Which seems like a stretch given the photographic and video evidence showing him, you know, smashing the bus. But despite the plea, it’s not like he and his lawyers are denying reality here:
“The San Francisco Giants’ victory was amazing, and it really brought out the best in San Francisco and, unfortunately, the worst in Gregory,” his attorney, Doug Rappaport, said outside court. Graniss stood next to him holding his mother’s hand, his lips trembling. “He is very ashamed of his actions and very, very sorry. And now he’s going to set an example by making amends, and he only hopes that San Franciscans will find it in their hearts to forgive him.”
Obviously they just want to make a deal and negotiate the charges down some. Not that that will be easy, given that the D.A.’s statements suggest that an example is going to be made out of Mr. Graniss. A pretty righteous example, if you ask me, but an example all the same.
Yankees first baseman Greg Bird gave his team tons of confidence to hand him the everyday job at first base to start the 2017 regular season, batting .451/.556/1.098 with eight home runs in 51 spring at-bats. But he’s followed that up by hitting .107/.254/.214 through the first month of the regular season.
GM Brian Cashman doesn’t have any intent to demote Bird back to Triple-A Scranton/Wilkes-Barre, MLB.com’s Bryan Hoch reports. Cashman said, “It’s not even an option for me in my mind right now, at all.”
Bird didn’t start Sunday’s game against the Orioles, a 7-4 loss in 11 innings. Lefty Wade Miley started for the Orioles, prompting manager Joe Girardi to put Chris Carter into the lineup at first base. If Bird isn’t able to figure things out, Carter might have an increased role on the team.
Rays starter Chris Archer threw his first pitch to Blue Jays outfielder Jose Bautista behind the slugger’s back with one out in the first inning of Sunday afternoon’s game in Toronto. Bautista and Archer then had a staredown. Home plate umpire Jim Wolf issued warnings to both teams. Bautista ultimately flied out to right field and he appeared to have a quick word with Archer on his way back to the dugout.
Archer could have been exacting revenge — euphemistically known as “protecting his teammate” — because Jays reliever Joe Biagini hit Rays outfielder Steven Souza in the seventh inning of Saturday’s game. Souza was forced to leave the game and underwent an X-ray, which came back negative. He was held out of Sunday’s lineup. Biagini’s pitch did not appear to be intentional.

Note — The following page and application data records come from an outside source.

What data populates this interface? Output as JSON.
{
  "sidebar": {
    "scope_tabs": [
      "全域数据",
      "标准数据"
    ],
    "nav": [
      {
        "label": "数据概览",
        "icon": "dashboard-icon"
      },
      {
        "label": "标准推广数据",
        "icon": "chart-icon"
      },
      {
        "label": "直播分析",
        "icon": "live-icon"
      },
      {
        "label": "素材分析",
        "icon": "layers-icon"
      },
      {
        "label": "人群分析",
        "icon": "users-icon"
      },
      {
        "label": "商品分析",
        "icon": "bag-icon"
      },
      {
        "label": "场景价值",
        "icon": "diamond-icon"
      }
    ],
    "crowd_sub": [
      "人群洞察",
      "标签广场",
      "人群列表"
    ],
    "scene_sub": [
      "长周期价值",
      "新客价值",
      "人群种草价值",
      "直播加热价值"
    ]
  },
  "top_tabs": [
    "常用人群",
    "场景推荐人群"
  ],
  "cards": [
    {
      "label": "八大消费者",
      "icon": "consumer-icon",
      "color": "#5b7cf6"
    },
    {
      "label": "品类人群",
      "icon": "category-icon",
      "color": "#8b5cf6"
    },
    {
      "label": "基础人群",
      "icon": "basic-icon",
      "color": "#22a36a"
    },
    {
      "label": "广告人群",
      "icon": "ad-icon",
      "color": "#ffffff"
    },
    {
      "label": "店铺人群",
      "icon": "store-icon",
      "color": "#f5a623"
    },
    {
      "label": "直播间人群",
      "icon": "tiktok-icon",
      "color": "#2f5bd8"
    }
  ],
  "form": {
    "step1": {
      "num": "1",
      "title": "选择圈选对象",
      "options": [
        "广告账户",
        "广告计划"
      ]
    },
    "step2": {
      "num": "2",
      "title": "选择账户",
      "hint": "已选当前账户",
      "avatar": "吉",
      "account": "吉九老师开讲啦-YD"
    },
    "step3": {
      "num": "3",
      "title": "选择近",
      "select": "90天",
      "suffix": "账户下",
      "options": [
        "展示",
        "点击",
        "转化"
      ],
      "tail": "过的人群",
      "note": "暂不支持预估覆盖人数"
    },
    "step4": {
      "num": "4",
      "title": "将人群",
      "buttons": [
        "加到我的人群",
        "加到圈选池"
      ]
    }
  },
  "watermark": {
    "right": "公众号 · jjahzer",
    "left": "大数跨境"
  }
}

The Jays won Sunday’s contest 3-1 with no further incident. The two clubs meet again in Tampa for a three-game series starting on May 5, so we’ll see if Sunday was the last of the bad blood between them.